Published online by Cambridge University Press: 05 June 2012
A chapter called “Language, Gender, and Sexuality” could hardly have appeared in the first Language in the USA because the field of language and gender studies was too young in 1980. Mary Bucholtz here contextualizes her discussion of the subject within the historical, intellectual, and political forces at play in recent decades, and she illustrates how fluid both language use and scholarly understanding of it can be. For decades, many sociolinguists had established correlations between linguistic features such as pronunciations and grammatical forms with fixed social categories like socioeconomic status, sex, and ethnicity. A notable development in the late twentieth century was the rise of feminist studies, gender studies, and studies of sexuality in language and literature. This chapter analyzes language variation from these latter perspectives.

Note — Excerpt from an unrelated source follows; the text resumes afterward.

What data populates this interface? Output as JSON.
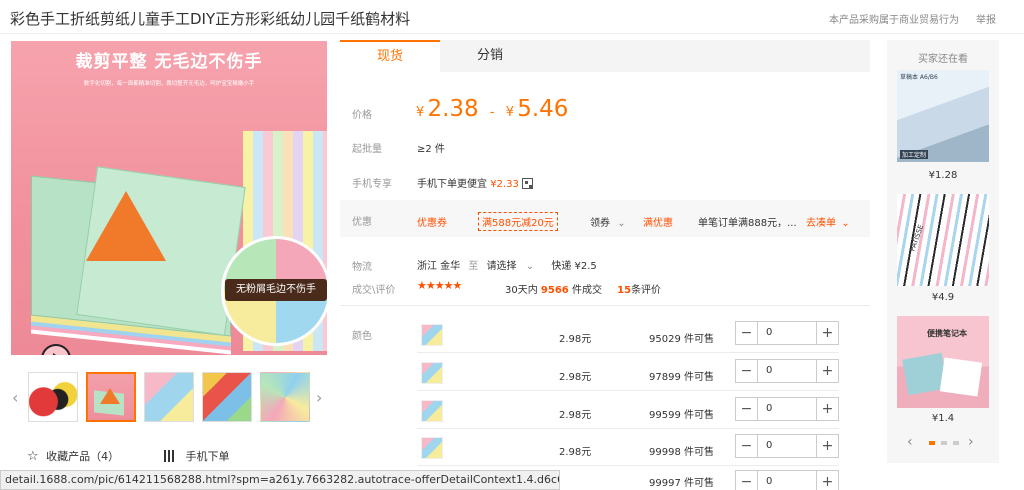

Beginning with “the fundamental insight of feminism” that “the personal is political,” Bucholtz describes analyses of women's language in the 1970s and the unprecedented move to replace sexist nouns like fireman and stewardess and sexist pronouns like he (meaning ‘he and she’) with nongendered expressions (firefighter, flight attendant, he and she, s/he). Less well known is the notion of indexes – how “identities form around practices and … practices develop around identities.” The chapter shows that temporary identities (interaction-specific identities, Bucholtz calls them) such as ring maker or hopscotch player can take precedence over broader identities such as girl, African American, or Latina.